What it’s like to travel to Cuba in the wake of Fidel Castro’s death

MOLINE, Illinois — It's a little bit more complicated than simply getting on an airplane - travel restrictions for United States citizens wanting to go to Cuba; with the recent death of former Cuban President, Fidel Castro on Friday, November 25, 2016, some are speculating what the future of travel looks life for the island nation.

"What we usually tell people is the travel restrictions have definitely been lifted, but it's still not open access to travel to Cuba," said Julie Neal from Gulliver's Travel in Moline, Illinois on Sunday, November 27, 2016.

Tourist travel to Cuba is prohibited under U.S. law for U.S. citizens. However, there are ways to get into the country for Americans, including through  general licenses related to Cuba travel.

"The way we did it was we actually went to Mexico and had to book separate flights," said Cassandra Dittmer, a native of Muscatine, Iowa who recently traveled to Cuba.

Dittmer was in Cuba on a trip the weekend that former Cuban President Fidel Castro died.

"We had no idea what to expect, I didn't know if people would be happy, if people would be sad, and the general consensus was that they were in complete mourning," said Dittmer, who lives in the Los Angeles, California area.

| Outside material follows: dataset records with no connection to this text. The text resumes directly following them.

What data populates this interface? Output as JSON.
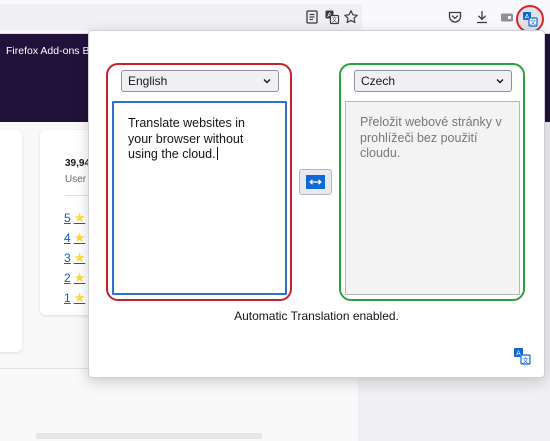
{
  "browser": {
    "toolbar_icons": [
      "reader-view-icon",
      "translate-page-icon",
      "bookmark-star-icon",
      "pocket-icon",
      "downloads-icon",
      "extension-icon",
      "automatic-translation-extension-icon"
    ]
  },
  "page": {
    "header_brand": "Firefox Add-ons B",
    "stats": {
      "users_count": "39,94",
      "users_label": "User"
    },
    "ratings": [
      "5",
      "4",
      "3",
      "2",
      "1"
    ]
  },
  "popup": {
    "source": {
      "language": "English",
      "text": "Translate websites in your browser without using the cloud."
    },
    "target": {
      "language": "Czech",
      "text": "Přeložit webové stránky v prohlížeči bez použití cloudu."
    },
    "swap_icon": "swap-arrows-icon",
    "status": "Automatic Translation enabled.",
    "highlight_colors": {
      "source_box": "#c8202d",
      "target_box": "#2aa13a",
      "toolbar_ring": "#d7262e"
    }
  }
}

Dittmer says visiting Cuba was what she considers more of a trip versus a vacation and that it was a cultural experience.

"It was really, really beautiful, but it is interesting that everything is kind of owned and run by the government," said Dittmer, adding that although that may seem strange to her, it's part of life for the Cuban culture.

"That’s just what they know that’s what they’re used to and, you know, Fidel passing away was kind of a sign of potential change for the Cuban people – who knows what’s to come," said Dittmer.

United Airlines starts flying to Cuba on Tuesday, November 29 and Delta begins flights two days later on Thursday.

"We tell people that they way they get around it is you go as a journalist, or cultural programs or humanitarian efforts, but to just go for a relaxing vacation on the beach - we're not there yet," said Neal.